─── Records for the exercise
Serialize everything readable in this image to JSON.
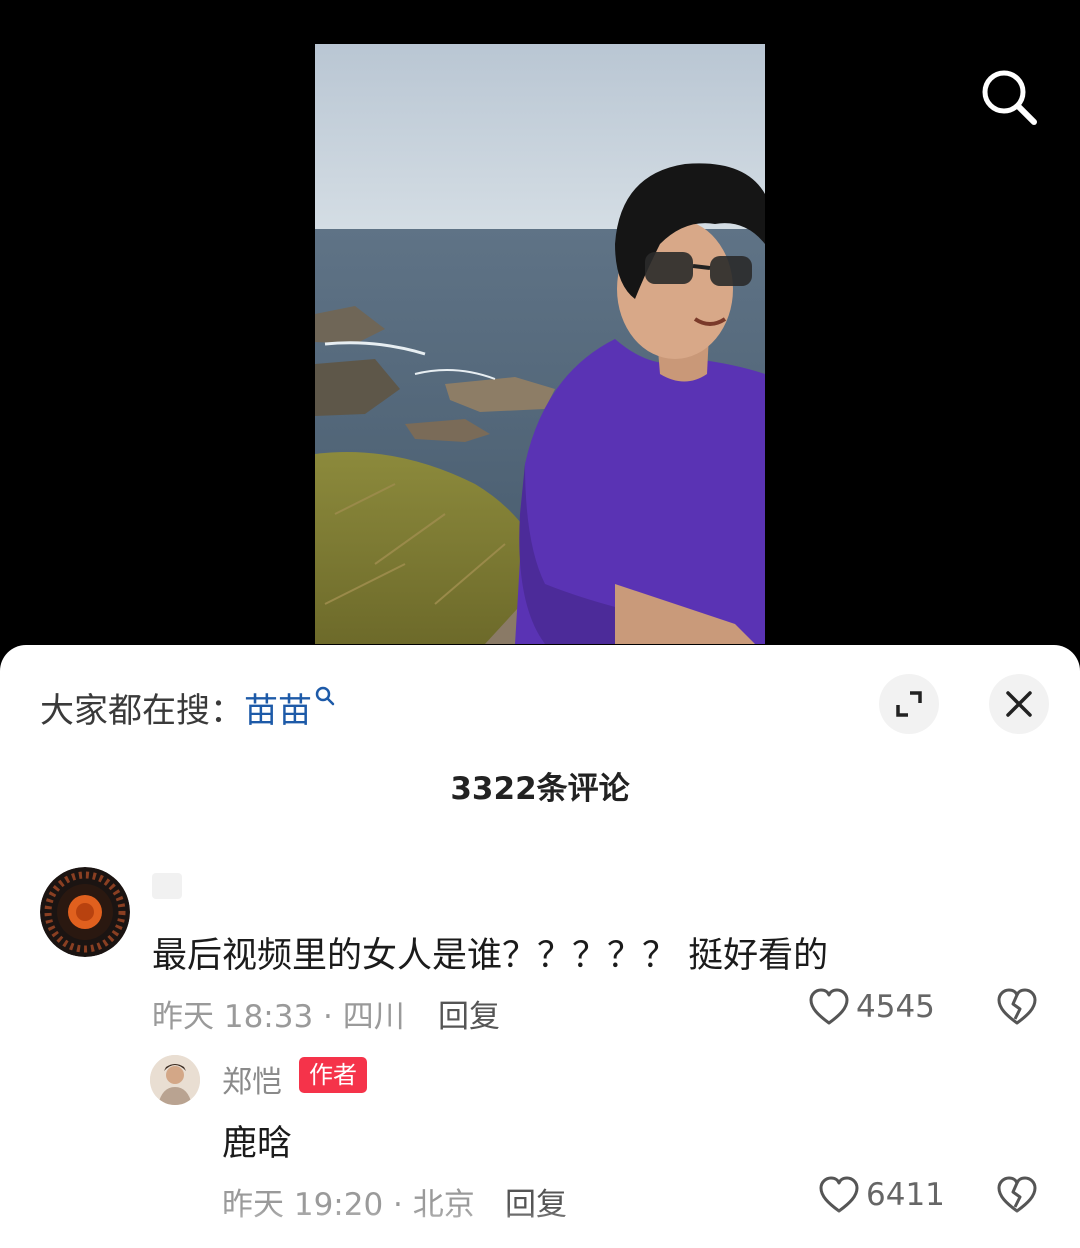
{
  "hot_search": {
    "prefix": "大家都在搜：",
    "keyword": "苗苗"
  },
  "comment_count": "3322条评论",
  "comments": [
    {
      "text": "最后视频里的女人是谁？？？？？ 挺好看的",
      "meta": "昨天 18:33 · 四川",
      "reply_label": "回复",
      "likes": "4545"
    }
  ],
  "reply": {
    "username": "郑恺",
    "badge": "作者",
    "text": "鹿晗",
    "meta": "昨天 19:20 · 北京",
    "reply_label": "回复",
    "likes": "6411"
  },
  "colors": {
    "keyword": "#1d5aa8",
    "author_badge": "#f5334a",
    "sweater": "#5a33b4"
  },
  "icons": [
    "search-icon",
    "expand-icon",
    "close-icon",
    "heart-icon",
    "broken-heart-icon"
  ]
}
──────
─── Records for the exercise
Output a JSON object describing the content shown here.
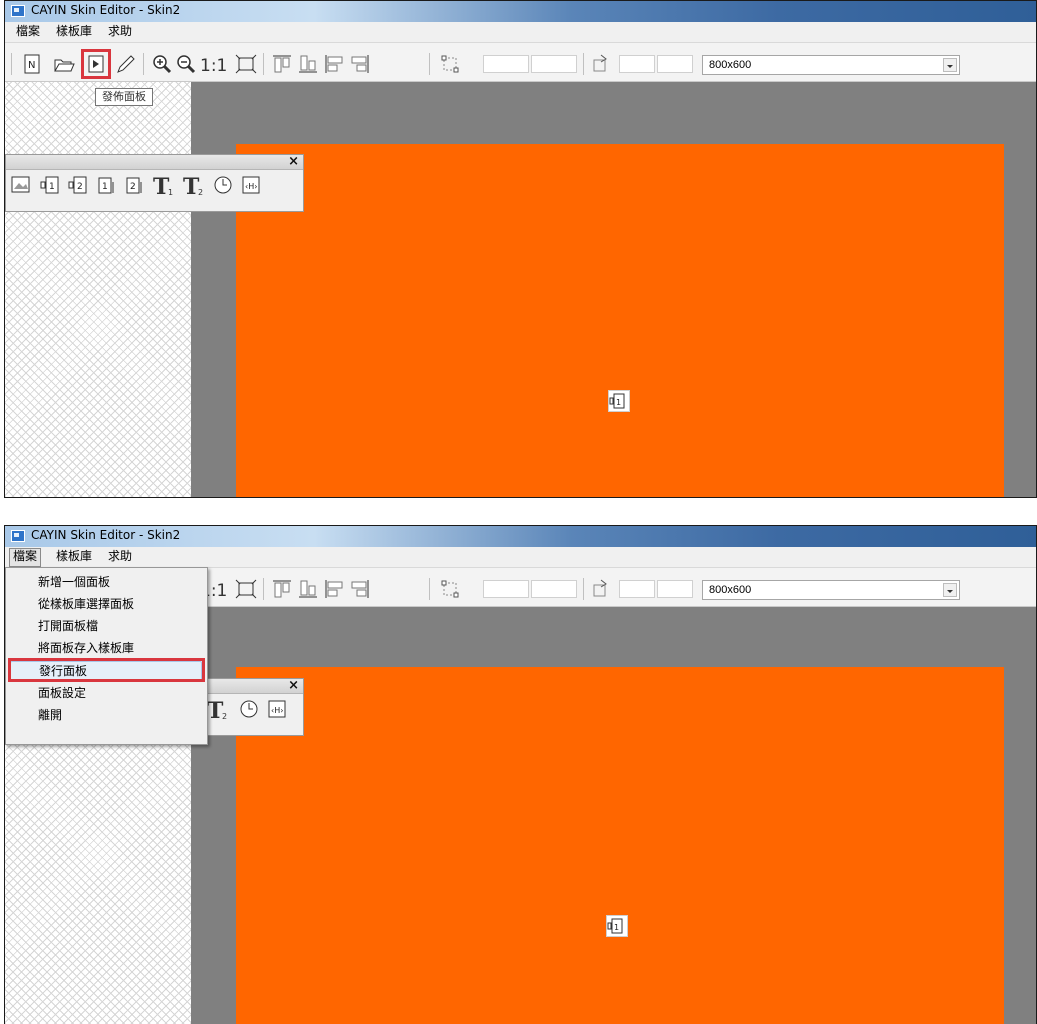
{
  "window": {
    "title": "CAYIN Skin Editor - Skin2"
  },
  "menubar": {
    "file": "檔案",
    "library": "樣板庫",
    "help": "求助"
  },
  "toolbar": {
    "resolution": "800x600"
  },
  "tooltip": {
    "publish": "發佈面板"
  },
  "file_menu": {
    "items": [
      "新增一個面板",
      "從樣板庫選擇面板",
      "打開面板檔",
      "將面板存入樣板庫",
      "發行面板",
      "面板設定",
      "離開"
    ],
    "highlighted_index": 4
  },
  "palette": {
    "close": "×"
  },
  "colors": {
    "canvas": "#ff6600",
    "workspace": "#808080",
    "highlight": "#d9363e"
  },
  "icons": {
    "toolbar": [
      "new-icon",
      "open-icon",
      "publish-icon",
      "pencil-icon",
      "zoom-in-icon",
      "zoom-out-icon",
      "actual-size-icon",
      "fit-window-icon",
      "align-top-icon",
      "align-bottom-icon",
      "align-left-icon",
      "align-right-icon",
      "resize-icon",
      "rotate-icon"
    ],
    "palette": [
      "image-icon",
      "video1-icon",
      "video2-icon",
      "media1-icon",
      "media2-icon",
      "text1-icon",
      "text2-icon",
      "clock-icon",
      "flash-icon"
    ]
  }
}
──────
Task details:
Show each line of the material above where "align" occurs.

Result:
      "align-top-icon",
      "align-bottom-icon",
      "align-left-icon",
      "align-right-icon",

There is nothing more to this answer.